Trump’s spending plan highlights a number of his priorities, including strengthening border security to address the situation at the US-Mexico border, and tackling the opioid crisis, the Washington Examiner reported.
“In the last two years, President Trump and this administration have prioritized reining in reckless Washington spending,” acting Office of Management and Budget Director Russ Vought said in a statement, adding that the budget “will balance in 15 years, end runaway spending, and secure prosperity for future generations.”
The current US national debt is approximately $22 trillion, a record high and $2 trillion higher than it was in 2016 when Trump took office. However, according to Vought, the president’s budget takes aim at government spending by calling for a 5 percent reduction in non-defence discretionary spending that will keep the budget under statutory spending caps. Other proposals include a request for Congress to make projections indicating that the budget would be balanced by 2034, according to the Office of Management and Budget.
The spending plan seeks to boost border security and immigration enforcement to address the humanitarian crisis at the southern border. Despite the strong opposition from House Democrats which led to a 35-day partial government shutdown that stretched from just before Christmas until the end of January, Trump plans to request an additional $8.6 billion for the border wall, according to reports. House Speaker Nancy Pelosi and Senate Minority Leader Chuck Schumer have already warned in a statement that pursuit of additional border wall funding in his fiscal 2020 budget proposal will only lead to another government shutdown. The president’s budget also calls for increases in the workforce for Immigration and Customs Enforcement and Customs and Border Protection, as well as policy changes to end sanctuary cities.
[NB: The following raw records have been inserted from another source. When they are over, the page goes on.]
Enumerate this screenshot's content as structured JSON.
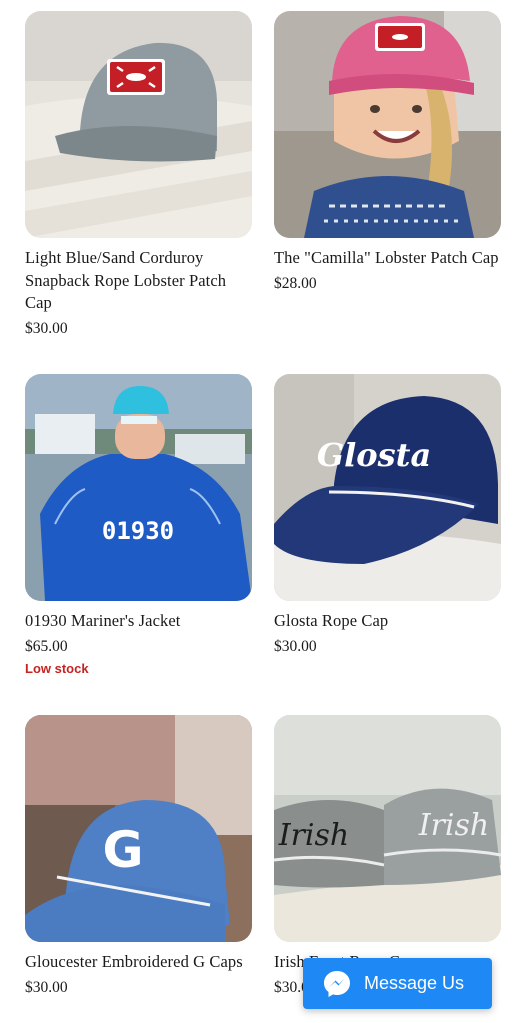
{
  "products": [
    {
      "title": "Light Blue/Sand Corduroy Snapback Rope Lobster Patch Cap",
      "price": "$30.00",
      "stock": ""
    },
    {
      "title": "The \"Camilla\" Lobster Patch Cap",
      "price": "$28.00",
      "stock": ""
    },
    {
      "title": "01930 Mariner's Jacket",
      "price": "$65.00",
      "stock": "Low stock",
      "image_text": "01930"
    },
    {
      "title": "Glosta Rope Cap",
      "price": "$30.00",
      "stock": "",
      "image_text": "Glosta"
    },
    {
      "title": "Gloucester Embroidered G Caps",
      "price": "$30.00",
      "stock": "",
      "image_text": "G"
    },
    {
      "title": "Irish Front Rope Cap",
      "price": "$30.00",
      "stock": "",
      "image_text": "Irish"
    }
  ],
  "message_button": {
    "label": "Message Us",
    "icon": "messenger-icon"
  },
  "colors": {
    "accent": "#1e89f5",
    "low_stock": "#c72323"
  }
}
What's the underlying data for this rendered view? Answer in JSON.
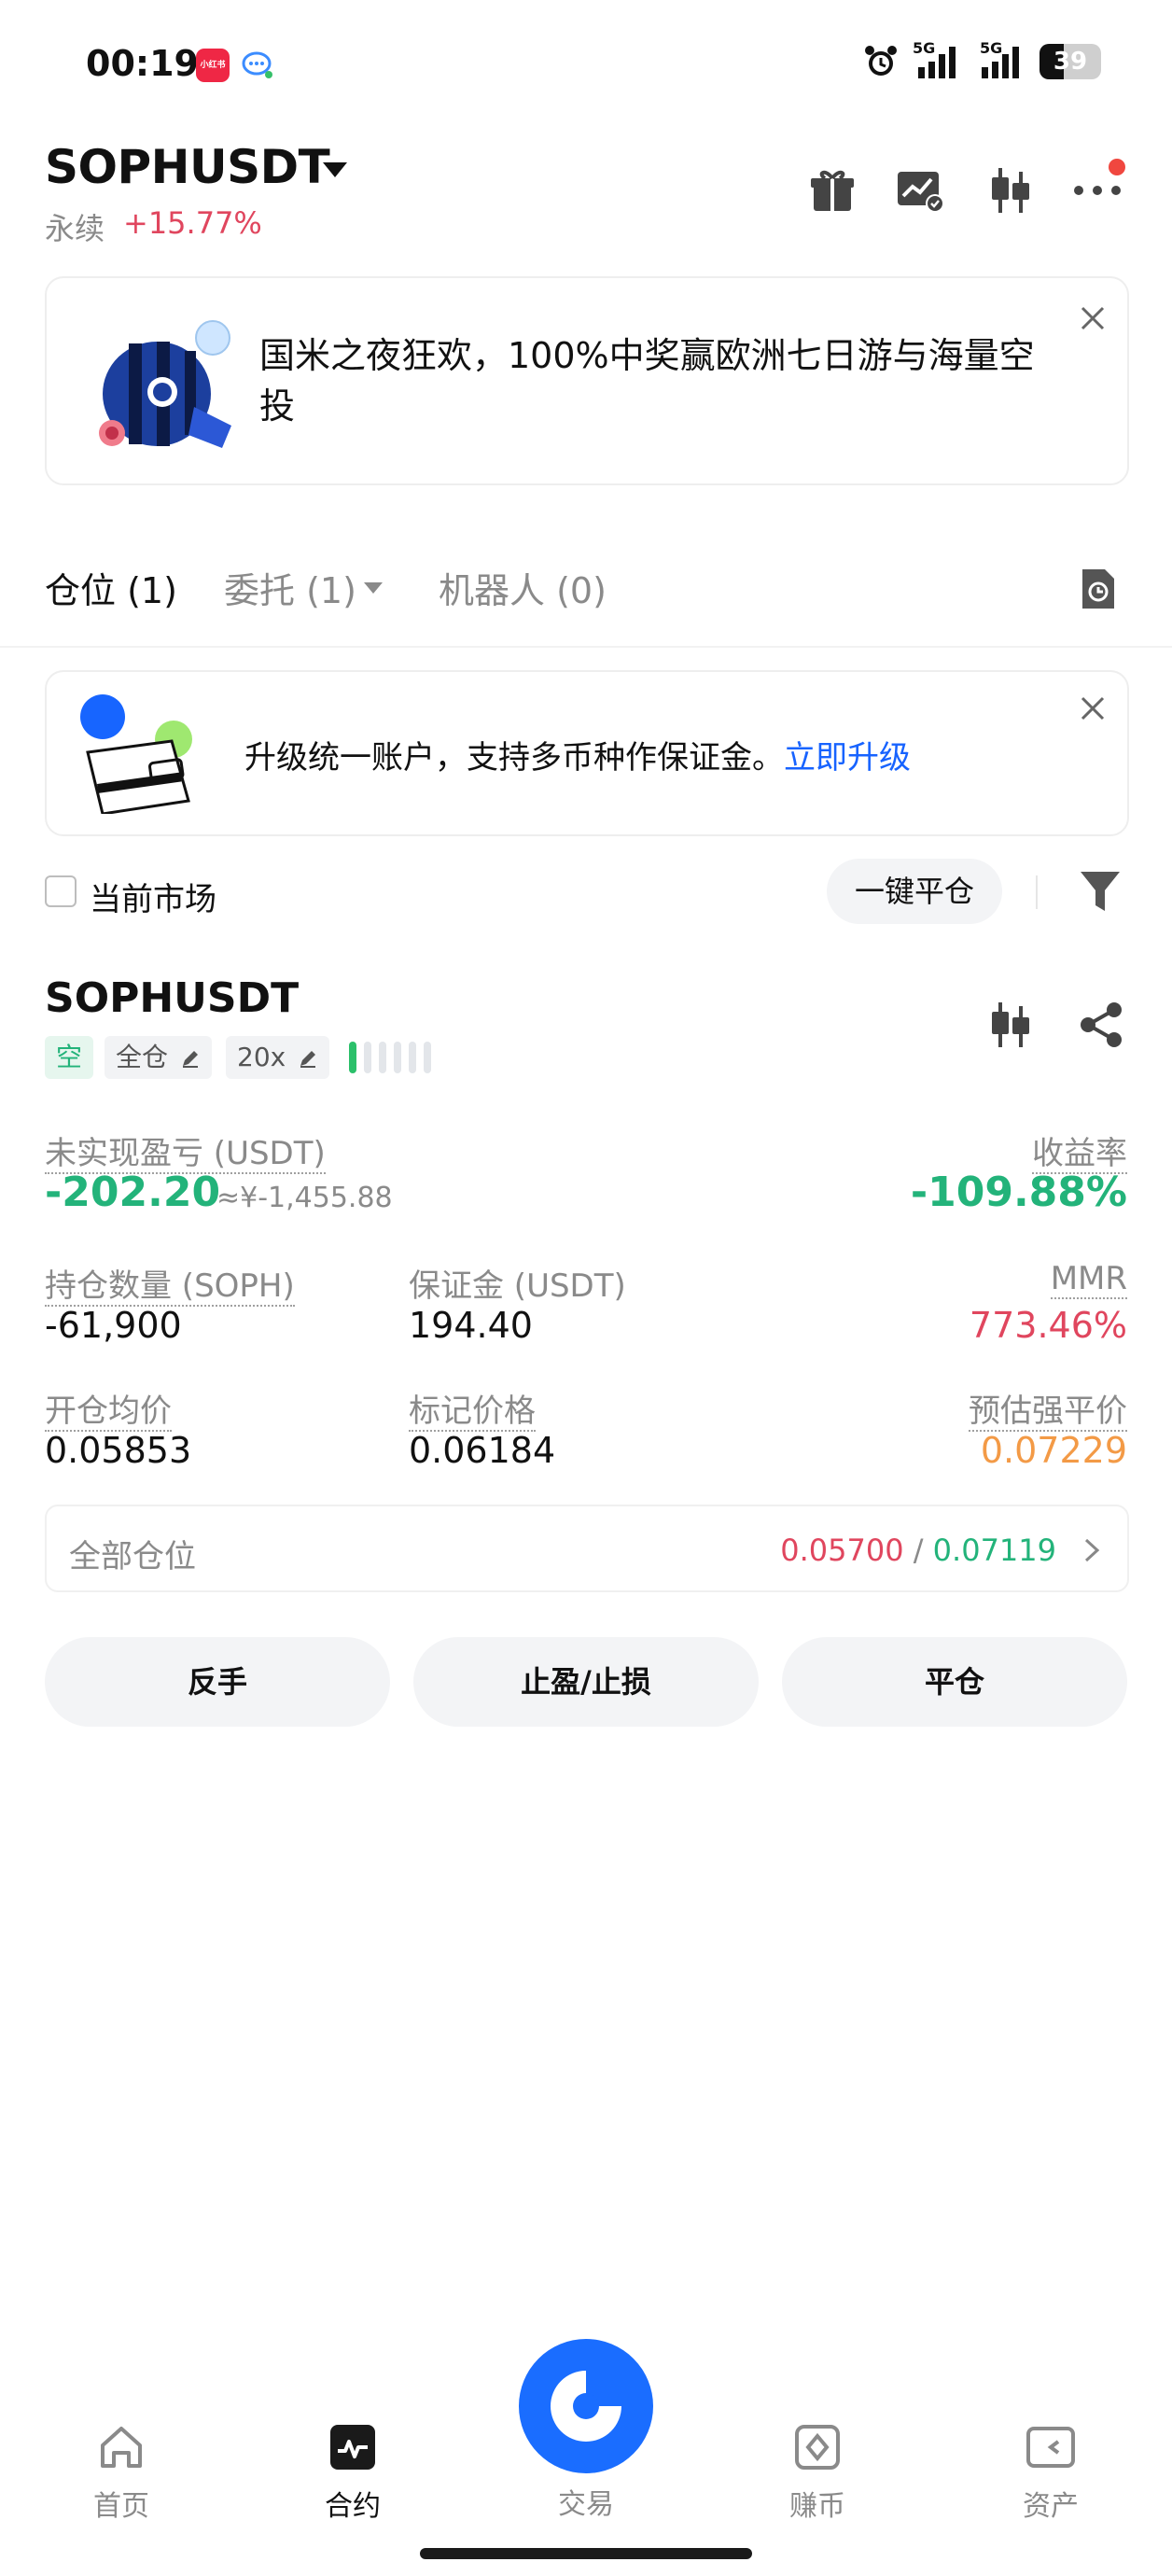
{
  "status_bar": {
    "time": "00:19",
    "app_badge_text": "小红书",
    "signal_1": "5G",
    "signal_2": "5G",
    "battery": "39",
    "battery_level": 0.39
  },
  "header": {
    "symbol": "SOPHUSDT",
    "contract_type": "永续",
    "change": "+15.77%",
    "icons": [
      "gift-icon",
      "chart-check-icon",
      "candlestick-icon",
      "more-icon"
    ]
  },
  "promo_banner": {
    "text": "国米之夜狂欢，100%中奖赢欧洲七日游与海量空投"
  },
  "tabs": {
    "positions": "仓位 (1)",
    "orders": "委托 (1)",
    "bots": "机器人 (0)"
  },
  "upgrade_banner": {
    "text": "升级统一账户，支持多币种作保证金。",
    "link": "立即升级"
  },
  "filter": {
    "current_market": "当前市场",
    "close_all": "一键平仓"
  },
  "position": {
    "symbol": "SOPHUSDT",
    "side": "空",
    "margin_mode": "全仓",
    "leverage": "20x",
    "unrealized_pnl_label": "未实现盈亏 (USDT)",
    "unrealized_pnl": "-202.20",
    "unrealized_pnl_cny": "≈¥-1,455.88",
    "roe_label": "收益率",
    "roe": "-109.88%",
    "size_label": "持仓数量 (SOPH)",
    "size": "-61,900",
    "margin_label": "保证金 (USDT)",
    "margin": "194.40",
    "mmr_label": "MMR",
    "mmr": "773.46%",
    "entry_label": "开仓均价",
    "entry_price": "0.05853",
    "mark_label": "标记价格",
    "mark_price": "0.06184",
    "liq_label": "预估强平价",
    "liq_price": "0.07229",
    "all_positions_label": "全部仓位",
    "tp_price": "0.05700",
    "sl_separator": "/",
    "sl_price": "0.07119"
  },
  "actions": {
    "reverse": "反手",
    "tpsl": "止盈/止损",
    "close": "平仓"
  },
  "bottom_nav": {
    "home": "首页",
    "futures": "合约",
    "trade": "交易",
    "earn": "赚币",
    "assets": "资产"
  }
}
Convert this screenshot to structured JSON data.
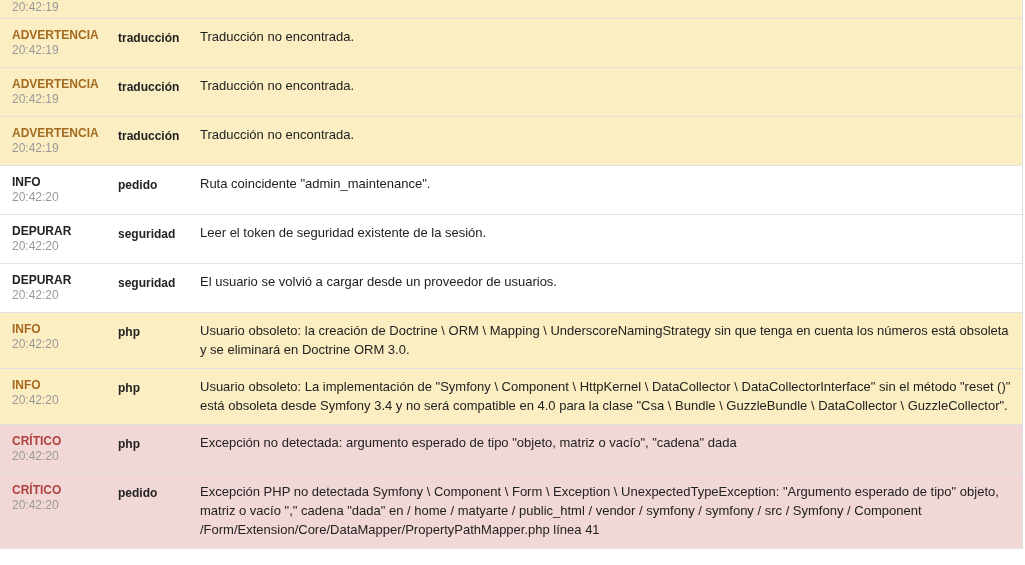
{
  "log_rows": [
    {
      "kind": "cut",
      "time": "20:42:19"
    },
    {
      "kind": "warning",
      "level": "ADVERTENCIA",
      "time": "20:42:19",
      "channel": "traducción",
      "message": "Traducción no encontrada."
    },
    {
      "kind": "warning",
      "level": "ADVERTENCIA",
      "time": "20:42:19",
      "channel": "traducción",
      "message": "Traducción no encontrada."
    },
    {
      "kind": "warning",
      "level": "ADVERTENCIA",
      "time": "20:42:19",
      "channel": "traducción",
      "message": "Traducción no encontrada."
    },
    {
      "kind": "plain",
      "level": "INFO",
      "time": "20:42:20",
      "channel": "pedido",
      "message": "Ruta coincidente \"admin_maintenance\"."
    },
    {
      "kind": "plain",
      "level": "DEPURAR",
      "time": "20:42:20",
      "channel": "seguridad",
      "message": "Leer el token de seguridad existente de la sesión."
    },
    {
      "kind": "plain",
      "level": "DEPURAR",
      "time": "20:42:20",
      "channel": "seguridad",
      "message": "El usuario se volvió a cargar desde un proveedor de usuarios."
    },
    {
      "kind": "warning",
      "level": "INFO",
      "time": "20:42:20",
      "channel": "php",
      "message": "Usuario obsoleto: la creación de Doctrine \\ ORM \\ Mapping \\ UnderscoreNamingStrategy sin que tenga en cuenta los números está obsoleta y se eliminará en Doctrine ORM 3.0."
    },
    {
      "kind": "warning",
      "level": "INFO",
      "time": "20:42:20",
      "channel": "php",
      "message": "Usuario obsoleto: La implementación de \"Symfony \\ Component \\ HttpKernel \\ DataCollector \\ DataCollectorInterface\" sin el método \"reset ()\" está obsoleta desde Symfony 3.4 y no será compatible en 4.0 para la clase \"Csa \\ Bundle \\ GuzzleBundle \\ DataCollector \\ GuzzleCollector\"."
    },
    {
      "kind": "error",
      "level": "CRÍTICO",
      "time": "20:42:20",
      "channel": "php",
      "message": "Excepción no detectada: argumento esperado de tipo \"objeto, matriz o vacío\", \"cadena\" dada"
    },
    {
      "kind": "error",
      "level": "CRÍTICO",
      "time": "20:42:20",
      "channel": "pedido",
      "message": "Excepción PHP no detectada Symfony \\ Component \\ Form \\ Exception \\ UnexpectedTypeException: \"Argumento esperado de tipo\" objeto, matriz o vacío \",\" cadena \"dada\" en / home / matyarte / public_html / vendor / symfony / symfony / src / Symfony / Component /Form/Extension/Core/DataMapper/PropertyPathMapper.php línea 41"
    }
  ]
}
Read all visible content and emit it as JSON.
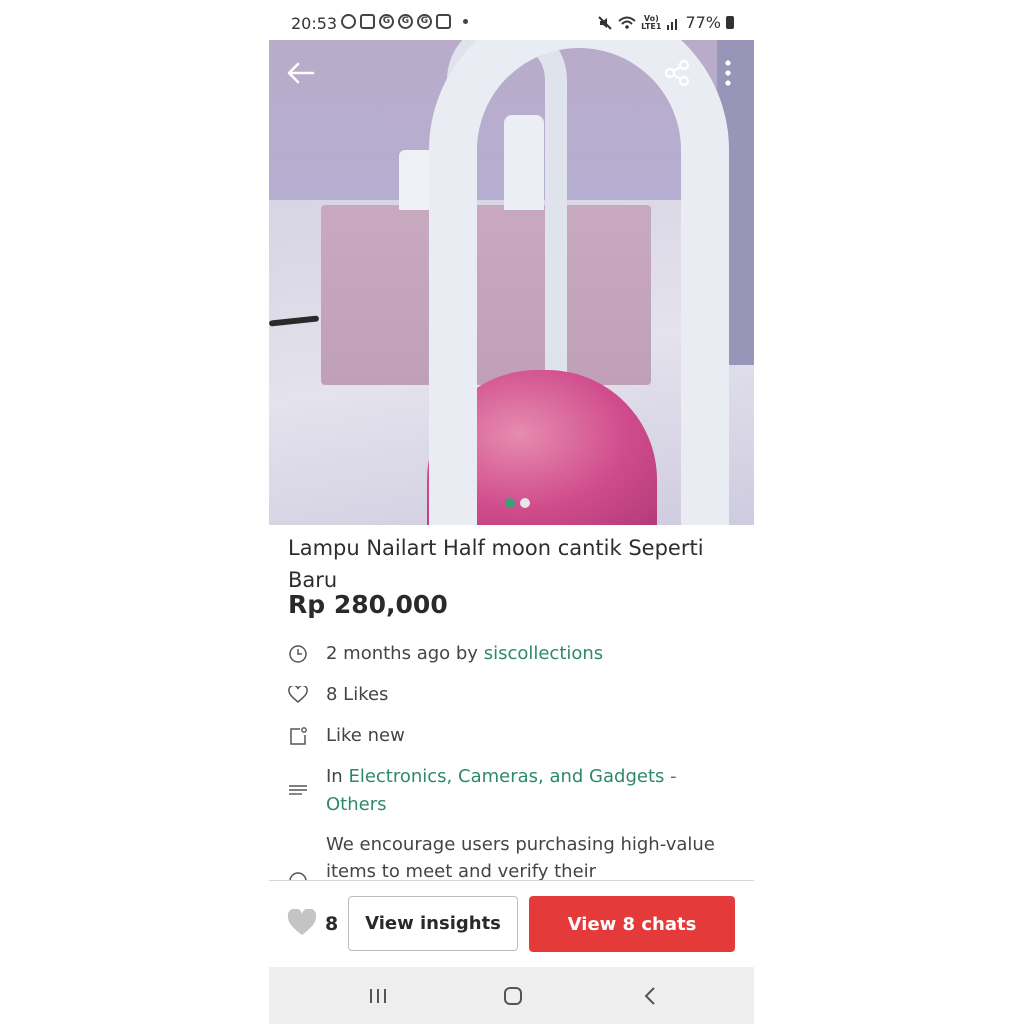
{
  "status_bar": {
    "time": "20:53",
    "battery": "77%",
    "notification_icons": [
      "whatsapp-icon",
      "shopee-icon",
      "google-icon",
      "google-icon",
      "google-icon",
      "gallery-icon"
    ],
    "status_icons": [
      "mute-icon",
      "wifi-icon",
      "volte-icon",
      "signal-icon",
      "battery-icon"
    ],
    "volte_label_top": "Vo)",
    "volte_label_bottom": "LTE1"
  },
  "hero": {
    "image_alt_icon": "product-photo",
    "carousel_count": 2,
    "carousel_active": 0,
    "actions": [
      "back-icon",
      "share-icon",
      "more-icon"
    ]
  },
  "listing": {
    "title": "Lampu Nailart Half moon cantik Seperti Baru",
    "price": "Rp 280,000",
    "posted_prefix": "2 months ago by ",
    "seller": "siscollections",
    "likes": "8 Likes",
    "condition": "Like new",
    "category_prefix": "In ",
    "category": "Electronics, Cameras, and Gadgets - Others",
    "notice": "We encourage users purchasing high-value items to meet and verify their"
  },
  "action_bar": {
    "like_count": "8",
    "insights_label": "View insights",
    "chats_label": "View 8 chats"
  },
  "colors": {
    "accent_green": "#2c8a6a",
    "chats_red": "#e53a3a",
    "carousel_active": "#3aa07a"
  }
}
Trump’s spending plan also requires colleges and universities “to share a portion of the financial responsibility associated with federal student loans”; allocates $80 billion for veterans — a 10 percent boost from fiscal 2019; and provides investments “in the capabilities and domains critical to future conflicts," including space, artificial intelligence, and hypersonics.
The president is to present his fiscal year 2020 budget request to Congress on Monday morning.